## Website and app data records
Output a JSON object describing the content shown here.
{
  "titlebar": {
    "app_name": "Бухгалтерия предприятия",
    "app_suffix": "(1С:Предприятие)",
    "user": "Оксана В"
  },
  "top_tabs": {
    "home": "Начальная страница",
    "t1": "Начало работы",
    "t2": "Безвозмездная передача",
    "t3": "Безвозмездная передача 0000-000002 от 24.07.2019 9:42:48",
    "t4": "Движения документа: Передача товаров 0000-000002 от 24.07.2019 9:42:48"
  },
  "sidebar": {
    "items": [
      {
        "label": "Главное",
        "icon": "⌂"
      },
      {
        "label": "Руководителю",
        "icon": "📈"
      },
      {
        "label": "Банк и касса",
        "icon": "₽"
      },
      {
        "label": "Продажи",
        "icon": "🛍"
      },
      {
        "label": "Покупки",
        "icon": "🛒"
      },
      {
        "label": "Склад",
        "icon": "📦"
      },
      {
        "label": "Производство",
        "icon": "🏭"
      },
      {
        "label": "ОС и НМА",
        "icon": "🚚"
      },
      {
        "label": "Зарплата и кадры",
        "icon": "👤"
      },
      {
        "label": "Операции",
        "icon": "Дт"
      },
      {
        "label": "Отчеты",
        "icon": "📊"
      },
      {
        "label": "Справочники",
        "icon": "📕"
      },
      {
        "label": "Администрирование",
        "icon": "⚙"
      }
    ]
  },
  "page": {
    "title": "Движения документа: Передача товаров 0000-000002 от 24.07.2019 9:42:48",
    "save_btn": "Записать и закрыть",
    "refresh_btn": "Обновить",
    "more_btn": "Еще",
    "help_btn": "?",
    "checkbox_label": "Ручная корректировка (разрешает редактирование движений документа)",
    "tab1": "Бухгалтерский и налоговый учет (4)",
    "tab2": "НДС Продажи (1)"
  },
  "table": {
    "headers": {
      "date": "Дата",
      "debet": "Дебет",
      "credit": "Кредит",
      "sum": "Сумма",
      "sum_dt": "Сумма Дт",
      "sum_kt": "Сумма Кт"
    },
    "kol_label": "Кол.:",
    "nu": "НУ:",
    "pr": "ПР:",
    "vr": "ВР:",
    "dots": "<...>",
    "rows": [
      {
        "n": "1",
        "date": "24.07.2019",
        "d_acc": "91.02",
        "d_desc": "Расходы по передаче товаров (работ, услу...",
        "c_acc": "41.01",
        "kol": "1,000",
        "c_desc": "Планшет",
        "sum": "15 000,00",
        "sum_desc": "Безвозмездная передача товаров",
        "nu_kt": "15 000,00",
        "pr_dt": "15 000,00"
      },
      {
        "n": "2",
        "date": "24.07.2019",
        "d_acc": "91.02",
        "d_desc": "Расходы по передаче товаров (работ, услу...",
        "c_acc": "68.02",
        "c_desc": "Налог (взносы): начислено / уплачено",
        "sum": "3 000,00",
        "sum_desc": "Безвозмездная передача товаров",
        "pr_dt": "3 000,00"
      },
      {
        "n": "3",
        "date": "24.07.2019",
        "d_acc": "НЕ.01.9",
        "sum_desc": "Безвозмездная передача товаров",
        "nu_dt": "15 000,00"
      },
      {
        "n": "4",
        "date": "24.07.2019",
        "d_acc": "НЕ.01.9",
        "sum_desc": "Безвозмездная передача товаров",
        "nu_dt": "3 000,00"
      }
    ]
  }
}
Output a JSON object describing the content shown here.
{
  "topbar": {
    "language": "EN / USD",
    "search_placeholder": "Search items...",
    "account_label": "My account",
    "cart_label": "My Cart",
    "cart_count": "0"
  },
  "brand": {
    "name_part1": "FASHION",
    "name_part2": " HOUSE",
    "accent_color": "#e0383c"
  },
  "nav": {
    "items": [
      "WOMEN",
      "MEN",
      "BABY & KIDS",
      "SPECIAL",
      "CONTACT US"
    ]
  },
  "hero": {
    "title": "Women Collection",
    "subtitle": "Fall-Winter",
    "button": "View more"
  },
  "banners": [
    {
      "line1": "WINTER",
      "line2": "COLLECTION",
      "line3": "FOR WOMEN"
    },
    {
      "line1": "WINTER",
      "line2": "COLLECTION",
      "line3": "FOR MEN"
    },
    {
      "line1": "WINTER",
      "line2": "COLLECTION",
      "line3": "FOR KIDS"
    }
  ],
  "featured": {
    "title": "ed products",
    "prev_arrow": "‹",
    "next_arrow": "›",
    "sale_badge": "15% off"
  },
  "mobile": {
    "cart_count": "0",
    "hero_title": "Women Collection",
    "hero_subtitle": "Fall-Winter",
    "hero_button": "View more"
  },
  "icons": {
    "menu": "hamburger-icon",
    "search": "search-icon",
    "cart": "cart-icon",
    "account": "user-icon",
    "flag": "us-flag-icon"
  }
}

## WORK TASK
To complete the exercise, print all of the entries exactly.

## OUTPUT OF THE EXERCISE
Output a JSON object describing the content shown here.
{
  "titlebar": {
    "app_name": "Бухгалтерия предприятия",
    "app_suffix": "(1С:Предприятие)",
    "user": "Оксана В"
  },
  "top_tabs": {
    "home": "Начальная страница",
    "t1": "Начало работы",
    "t2": "Безвозмездная передача",
    "t3": "Безвозмездная передача 0000-000002 от 24.07.2019 9:42:48",
    "t4": "Движения документа: Передача товаров 0000-000002 от 24.07.2019 9:42:48"
  },
  "sidebar": {
    "items": [
      {
        "label": "Главное",
        "icon": "⌂"
      },
      {
        "label": "Руководителю",
        "icon": "📈"
      },
      {
        "label": "Банк и касса",
        "icon": "₽"
      },
      {
        "label": "Продажи",
        "icon": "🛍"
      },
      {
        "label": "Покупки",
        "icon": "🛒"
      },
      {
        "label": "Склад",
        "icon": "📦"
      },
      {
        "label": "Производство",
        "icon": "🏭"
      },
      {
        "label": "ОС и НМА",
        "icon": "🚚"
      },
      {
        "label": "Зарплата и кадры",
        "icon": "👤"
      },
      {
        "label": "Операции",
        "icon": "Дт"
      },
      {
        "label": "Отчеты",
        "icon": "📊"
      },
      {
        "label": "Справочники",
        "icon": "📕"
      },
      {
        "label": "Администрирование",
        "icon": "⚙"
      }
    ]
  },
  "page": {
    "title": "Движения документа: Передача товаров 0000-000002 от 24.07.2019 9:42:48",
    "save_btn": "Записать и закрыть",
    "refresh_btn": "Обновить",
    "more_btn": "Еще",
    "help_btn": "?",
    "checkbox_label": "Ручная корректировка (разрешает редактирование движений документа)",
    "tab1": "Бухгалтерский и налоговый учет (4)",
    "tab2": "НДС Продажи (1)"
  },
  "table": {
    "headers": {
      "date": "Дата",
      "debet": "Дебет",
      "credit": "Кредит",
      "sum": "Сумма",
      "sum_dt": "Сумма Дт",
      "sum_kt": "Сумма Кт"
    },
    "kol_label": "Кол.:",
    "nu": "НУ:",
    "pr": "ПР:",
    "vr": "ВР:",
    "dots": "<...>",
    "rows": [
      {
        "n": "1",
        "date": "24.07.2019",
        "d_acc": "91.02",
        "d_desc": "Расходы по передаче товаров (работ, услу...",
        "c_acc": "41.01",
        "kol": "1,000",
        "c_desc": "Планшет",
        "sum": "15 000,00",
        "sum_desc": "Безвозмездная передача товаров",
        "nu_kt": "15 000,00",
        "pr_dt": "15 000,00"
      },
      {
        "n": "2",
        "date": "24.07.2019",
        "d_acc": "91.02",
        "d_desc": "Расходы по передаче товаров (работ, услу...",
        "c_acc": "68.02",
        "c_desc": "Налог (взносы): начислено / уплачено",
        "sum": "3 000,00",
        "sum_desc": "Безвозмездная передача товаров",
        "pr_dt": "3 000,00"
      },
      {
        "n": "3",
        "date": "24.07.2019",
        "d_acc": "НЕ.01.9",
        "sum_desc": "Безвозмездная передача товаров",
        "nu_dt": "15 000,00"
      },
      {
        "n": "4",
        "date": "24.07.2019",
        "d_acc": "НЕ.01.9",
        "sum_desc": "Безвозмездная передача товаров",
        "nu_dt": "3 000,00"
      }
    ]
  }
}
Output a JSON object describing the content shown here.
{
  "topbar": {
    "language": "EN / USD",
    "search_placeholder": "Search items...",
    "account_label": "My account",
    "cart_label": "My Cart",
    "cart_count": "0"
  },
  "brand": {
    "name_part1": "FASHION",
    "name_part2": " HOUSE",
    "accent_color": "#e0383c"
  },
  "nav": {
    "items": [
      "WOMEN",
      "MEN",
      "BABY & KIDS",
      "SPECIAL",
      "CONTACT US"
    ]
  },
  "hero": {
    "title": "Women Collection",
    "subtitle": "Fall-Winter",
    "button": "View more"
  },
  "banners": [
    {
      "line1": "WINTER",
      "line2": "COLLECTION",
      "line3": "FOR WOMEN"
    },
    {
      "line1": "WINTER",
      "line2": "COLLECTION",
      "line3": "FOR MEN"
    },
    {
      "line1": "WINTER",
      "line2": "COLLECTION",
      "line3": "FOR KIDS"
    }
  ],
  "featured": {
    "title": "ed products",
    "prev_arrow": "‹",
    "next_arrow": "›",
    "sale_badge": "15% off"
  },
  "mobile": {
    "cart_count": "0",
    "hero_title": "Women Collection",
    "hero_subtitle": "Fall-Winter",
    "hero_button": "View more"
  },
  "icons": {
    "menu": "hamburger-icon",
    "search": "search-icon",
    "cart": "cart-icon",
    "account": "user-icon",
    "flag": "us-flag-icon"
  }
}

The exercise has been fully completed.